THE PROBLEM :: Pull every line holding the string "this" from the records below.

● ● ● ●

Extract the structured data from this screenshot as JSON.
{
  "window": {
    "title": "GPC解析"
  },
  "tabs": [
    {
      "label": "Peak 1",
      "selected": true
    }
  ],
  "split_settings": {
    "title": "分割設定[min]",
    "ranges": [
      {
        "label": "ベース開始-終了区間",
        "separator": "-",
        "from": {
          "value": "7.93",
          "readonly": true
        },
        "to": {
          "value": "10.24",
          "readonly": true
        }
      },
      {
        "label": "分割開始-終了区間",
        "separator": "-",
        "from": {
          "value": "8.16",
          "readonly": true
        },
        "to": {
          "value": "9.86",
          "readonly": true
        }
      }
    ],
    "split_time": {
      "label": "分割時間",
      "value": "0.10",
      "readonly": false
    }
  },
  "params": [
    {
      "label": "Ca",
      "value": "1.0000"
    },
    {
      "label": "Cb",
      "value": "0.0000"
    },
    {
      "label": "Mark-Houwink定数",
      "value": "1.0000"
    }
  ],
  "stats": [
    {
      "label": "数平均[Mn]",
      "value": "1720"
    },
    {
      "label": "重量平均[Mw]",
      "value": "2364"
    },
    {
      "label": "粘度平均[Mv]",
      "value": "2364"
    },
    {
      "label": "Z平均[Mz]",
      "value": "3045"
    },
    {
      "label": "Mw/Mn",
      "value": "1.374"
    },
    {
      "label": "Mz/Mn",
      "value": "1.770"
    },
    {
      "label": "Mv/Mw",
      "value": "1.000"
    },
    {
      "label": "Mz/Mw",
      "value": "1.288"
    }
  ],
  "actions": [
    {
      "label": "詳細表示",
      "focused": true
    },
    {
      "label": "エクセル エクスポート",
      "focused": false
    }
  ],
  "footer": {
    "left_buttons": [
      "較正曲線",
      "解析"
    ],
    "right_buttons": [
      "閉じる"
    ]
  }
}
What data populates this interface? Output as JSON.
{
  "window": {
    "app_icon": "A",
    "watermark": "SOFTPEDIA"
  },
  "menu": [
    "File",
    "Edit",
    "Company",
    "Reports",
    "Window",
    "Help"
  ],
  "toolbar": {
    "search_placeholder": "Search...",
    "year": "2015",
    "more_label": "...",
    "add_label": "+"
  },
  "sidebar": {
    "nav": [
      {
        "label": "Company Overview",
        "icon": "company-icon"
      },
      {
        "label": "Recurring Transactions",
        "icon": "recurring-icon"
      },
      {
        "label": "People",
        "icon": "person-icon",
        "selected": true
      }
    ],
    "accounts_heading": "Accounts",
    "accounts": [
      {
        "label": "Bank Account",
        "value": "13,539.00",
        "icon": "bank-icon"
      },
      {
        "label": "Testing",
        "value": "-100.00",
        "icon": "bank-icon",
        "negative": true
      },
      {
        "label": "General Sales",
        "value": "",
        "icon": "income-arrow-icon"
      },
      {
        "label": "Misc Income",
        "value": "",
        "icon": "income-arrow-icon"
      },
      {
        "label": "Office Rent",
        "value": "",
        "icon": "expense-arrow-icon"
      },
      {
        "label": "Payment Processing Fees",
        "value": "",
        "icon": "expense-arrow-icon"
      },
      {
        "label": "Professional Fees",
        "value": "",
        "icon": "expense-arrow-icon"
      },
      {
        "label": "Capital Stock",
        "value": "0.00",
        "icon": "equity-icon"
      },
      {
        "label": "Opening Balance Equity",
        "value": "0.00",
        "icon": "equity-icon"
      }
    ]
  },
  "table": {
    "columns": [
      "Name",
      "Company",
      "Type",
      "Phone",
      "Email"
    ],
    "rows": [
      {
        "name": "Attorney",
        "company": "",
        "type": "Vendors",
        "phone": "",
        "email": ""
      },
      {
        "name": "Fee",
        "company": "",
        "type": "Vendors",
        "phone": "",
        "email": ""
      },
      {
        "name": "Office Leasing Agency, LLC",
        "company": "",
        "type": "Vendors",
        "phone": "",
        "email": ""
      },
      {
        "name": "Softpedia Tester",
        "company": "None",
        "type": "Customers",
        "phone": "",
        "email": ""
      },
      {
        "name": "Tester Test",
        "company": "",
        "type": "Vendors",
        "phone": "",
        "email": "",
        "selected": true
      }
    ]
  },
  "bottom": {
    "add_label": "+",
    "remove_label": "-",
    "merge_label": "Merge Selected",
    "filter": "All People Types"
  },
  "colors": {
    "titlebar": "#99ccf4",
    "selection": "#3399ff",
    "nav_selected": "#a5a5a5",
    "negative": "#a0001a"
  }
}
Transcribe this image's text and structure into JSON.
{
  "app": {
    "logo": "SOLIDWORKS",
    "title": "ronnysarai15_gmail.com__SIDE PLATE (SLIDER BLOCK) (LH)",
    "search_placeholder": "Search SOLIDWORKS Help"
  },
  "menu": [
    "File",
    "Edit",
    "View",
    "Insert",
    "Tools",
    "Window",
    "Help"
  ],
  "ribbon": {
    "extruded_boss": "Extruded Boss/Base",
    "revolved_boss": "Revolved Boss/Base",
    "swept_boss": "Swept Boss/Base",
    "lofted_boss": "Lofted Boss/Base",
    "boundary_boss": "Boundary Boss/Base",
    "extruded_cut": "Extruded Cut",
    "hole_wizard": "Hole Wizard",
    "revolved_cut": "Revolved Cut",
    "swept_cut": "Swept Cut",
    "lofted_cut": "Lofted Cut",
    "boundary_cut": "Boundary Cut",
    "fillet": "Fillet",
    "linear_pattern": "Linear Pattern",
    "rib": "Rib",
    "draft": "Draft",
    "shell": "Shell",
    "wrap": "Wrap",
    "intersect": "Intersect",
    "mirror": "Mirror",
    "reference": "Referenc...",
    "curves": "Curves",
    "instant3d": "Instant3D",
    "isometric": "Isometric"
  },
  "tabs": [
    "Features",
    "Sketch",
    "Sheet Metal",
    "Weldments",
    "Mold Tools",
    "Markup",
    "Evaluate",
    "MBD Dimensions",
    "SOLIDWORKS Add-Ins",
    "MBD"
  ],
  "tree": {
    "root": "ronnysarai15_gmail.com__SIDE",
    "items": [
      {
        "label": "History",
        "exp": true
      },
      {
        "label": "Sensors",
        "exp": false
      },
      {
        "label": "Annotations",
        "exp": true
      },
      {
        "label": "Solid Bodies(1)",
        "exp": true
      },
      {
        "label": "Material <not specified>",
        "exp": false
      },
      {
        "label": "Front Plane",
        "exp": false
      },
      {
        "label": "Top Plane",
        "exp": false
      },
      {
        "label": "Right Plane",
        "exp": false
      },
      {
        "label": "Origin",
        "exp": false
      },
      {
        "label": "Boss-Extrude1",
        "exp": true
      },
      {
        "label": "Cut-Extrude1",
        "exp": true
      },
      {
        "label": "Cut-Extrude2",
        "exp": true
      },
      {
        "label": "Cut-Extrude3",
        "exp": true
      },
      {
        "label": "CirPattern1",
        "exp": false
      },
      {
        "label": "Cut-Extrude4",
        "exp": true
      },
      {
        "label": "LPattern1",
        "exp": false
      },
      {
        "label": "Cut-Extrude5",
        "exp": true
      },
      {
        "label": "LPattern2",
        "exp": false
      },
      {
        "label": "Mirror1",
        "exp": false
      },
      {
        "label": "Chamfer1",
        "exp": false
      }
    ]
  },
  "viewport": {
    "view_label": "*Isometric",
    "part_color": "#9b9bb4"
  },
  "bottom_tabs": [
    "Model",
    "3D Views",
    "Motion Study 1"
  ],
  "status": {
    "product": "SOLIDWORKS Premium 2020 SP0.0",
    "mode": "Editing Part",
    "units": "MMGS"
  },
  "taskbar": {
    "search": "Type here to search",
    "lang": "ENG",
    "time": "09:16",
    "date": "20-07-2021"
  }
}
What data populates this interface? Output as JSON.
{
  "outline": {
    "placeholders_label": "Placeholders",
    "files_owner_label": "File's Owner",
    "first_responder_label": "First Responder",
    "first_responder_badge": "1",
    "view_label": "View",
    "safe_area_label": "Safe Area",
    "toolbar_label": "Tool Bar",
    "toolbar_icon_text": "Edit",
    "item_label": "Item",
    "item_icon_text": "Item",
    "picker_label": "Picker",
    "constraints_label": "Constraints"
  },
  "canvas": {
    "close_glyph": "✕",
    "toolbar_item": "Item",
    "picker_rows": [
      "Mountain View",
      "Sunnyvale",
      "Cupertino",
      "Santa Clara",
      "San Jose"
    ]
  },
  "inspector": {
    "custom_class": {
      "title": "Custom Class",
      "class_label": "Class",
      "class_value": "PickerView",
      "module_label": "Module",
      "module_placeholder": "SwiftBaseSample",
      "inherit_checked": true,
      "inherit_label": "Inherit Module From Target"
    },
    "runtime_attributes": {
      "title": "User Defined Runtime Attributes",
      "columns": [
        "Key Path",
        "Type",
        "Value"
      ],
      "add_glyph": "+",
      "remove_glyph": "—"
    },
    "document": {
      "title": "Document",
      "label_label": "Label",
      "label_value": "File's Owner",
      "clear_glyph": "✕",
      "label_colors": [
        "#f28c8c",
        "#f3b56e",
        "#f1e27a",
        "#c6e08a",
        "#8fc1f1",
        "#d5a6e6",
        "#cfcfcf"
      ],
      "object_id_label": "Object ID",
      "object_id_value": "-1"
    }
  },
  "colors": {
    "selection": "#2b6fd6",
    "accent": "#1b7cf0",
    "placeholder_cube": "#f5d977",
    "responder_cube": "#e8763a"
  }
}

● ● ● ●

ANSWER SECTION ::
Extract the structured data from this screenshot as JSON.
What data populates this interface? Output as JSON.
Transcribe this image's text and structure into JSON.
What data populates this interface? Output as JSON.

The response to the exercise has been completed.